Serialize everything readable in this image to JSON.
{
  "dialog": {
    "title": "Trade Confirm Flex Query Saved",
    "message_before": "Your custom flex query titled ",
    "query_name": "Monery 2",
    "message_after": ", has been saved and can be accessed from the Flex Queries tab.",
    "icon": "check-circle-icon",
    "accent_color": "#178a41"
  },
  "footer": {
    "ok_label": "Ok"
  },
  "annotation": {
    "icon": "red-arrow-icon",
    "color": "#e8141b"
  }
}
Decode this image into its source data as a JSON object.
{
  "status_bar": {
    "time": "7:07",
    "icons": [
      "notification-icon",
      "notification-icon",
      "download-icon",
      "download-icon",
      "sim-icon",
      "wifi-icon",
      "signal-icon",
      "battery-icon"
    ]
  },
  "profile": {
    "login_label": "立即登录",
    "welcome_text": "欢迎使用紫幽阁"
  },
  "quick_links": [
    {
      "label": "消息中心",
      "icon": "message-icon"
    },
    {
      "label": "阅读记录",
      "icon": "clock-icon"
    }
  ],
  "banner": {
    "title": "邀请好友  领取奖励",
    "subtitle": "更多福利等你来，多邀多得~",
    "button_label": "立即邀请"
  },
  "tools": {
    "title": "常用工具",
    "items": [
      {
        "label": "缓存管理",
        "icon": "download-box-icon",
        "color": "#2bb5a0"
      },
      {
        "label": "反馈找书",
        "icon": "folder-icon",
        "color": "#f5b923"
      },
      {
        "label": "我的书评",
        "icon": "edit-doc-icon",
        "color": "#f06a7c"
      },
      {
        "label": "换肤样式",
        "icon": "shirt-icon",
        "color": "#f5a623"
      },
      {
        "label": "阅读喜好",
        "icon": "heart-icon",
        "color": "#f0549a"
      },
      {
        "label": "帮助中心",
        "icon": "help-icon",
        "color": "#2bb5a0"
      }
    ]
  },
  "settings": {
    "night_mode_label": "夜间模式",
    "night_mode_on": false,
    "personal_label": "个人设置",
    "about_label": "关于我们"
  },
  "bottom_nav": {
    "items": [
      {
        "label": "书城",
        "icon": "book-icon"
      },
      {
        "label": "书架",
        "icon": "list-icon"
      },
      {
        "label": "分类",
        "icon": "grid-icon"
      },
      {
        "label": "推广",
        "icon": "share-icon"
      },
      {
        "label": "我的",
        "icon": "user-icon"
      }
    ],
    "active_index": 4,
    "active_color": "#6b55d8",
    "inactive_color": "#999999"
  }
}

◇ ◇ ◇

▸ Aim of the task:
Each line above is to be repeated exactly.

▸ Worked solution:
Serialize everything readable in this image to JSON.
{
  "dialog": {
    "title": "Trade Confirm Flex Query Saved",
    "message_before": "Your custom flex query titled ",
    "query_name": "Monery 2",
    "message_after": ", has been saved and can be accessed from the Flex Queries tab.",
    "icon": "check-circle-icon",
    "accent_color": "#178a41"
  },
  "footer": {
    "ok_label": "Ok"
  },
  "annotation": {
    "icon": "red-arrow-icon",
    "color": "#e8141b"
  }
}
Decode this image into its source data as a JSON object.
{
  "status_bar": {
    "time": "7:07",
    "icons": [
      "notification-icon",
      "notification-icon",
      "download-icon",
      "download-icon",
      "sim-icon",
      "wifi-icon",
      "signal-icon",
      "battery-icon"
    ]
  },
  "profile": {
    "login_label": "立即登录",
    "welcome_text": "欢迎使用紫幽阁"
  },
  "quick_links": [
    {
      "label": "消息中心",
      "icon": "message-icon"
    },
    {
      "label": "阅读记录",
      "icon": "clock-icon"
    }
  ],
  "banner": {
    "title": "邀请好友  领取奖励",
    "subtitle": "更多福利等你来，多邀多得~",
    "button_label": "立即邀请"
  },
  "tools": {
    "title": "常用工具",
    "items": [
      {
        "label": "缓存管理",
        "icon": "download-box-icon",
        "color": "#2bb5a0"
      },
      {
        "label": "反馈找书",
        "icon": "folder-icon",
        "color": "#f5b923"
      },
      {
        "label": "我的书评",
        "icon": "edit-doc-icon",
        "color": "#f06a7c"
      },
      {
        "label": "换肤样式",
        "icon": "shirt-icon",
        "color": "#f5a623"
      },
      {
        "label": "阅读喜好",
        "icon": "heart-icon",
        "color": "#f0549a"
      },
      {
        "label": "帮助中心",
        "icon": "help-icon",
        "color": "#2bb5a0"
      }
    ]
  },
  "settings": {
    "night_mode_label": "夜间模式",
    "night_mode_on": false,
    "personal_label": "个人设置",
    "about_label": "关于我们"
  },
  "bottom_nav": {
    "items": [
      {
        "label": "书城",
        "icon": "book-icon"
      },
      {
        "label": "书架",
        "icon": "list-icon"
      },
      {
        "label": "分类",
        "icon": "grid-icon"
      },
      {
        "label": "推广",
        "icon": "share-icon"
      },
      {
        "label": "我的",
        "icon": "user-icon"
      }
    ],
    "active_index": 4,
    "active_color": "#6b55d8",
    "inactive_color": "#999999"
  }
}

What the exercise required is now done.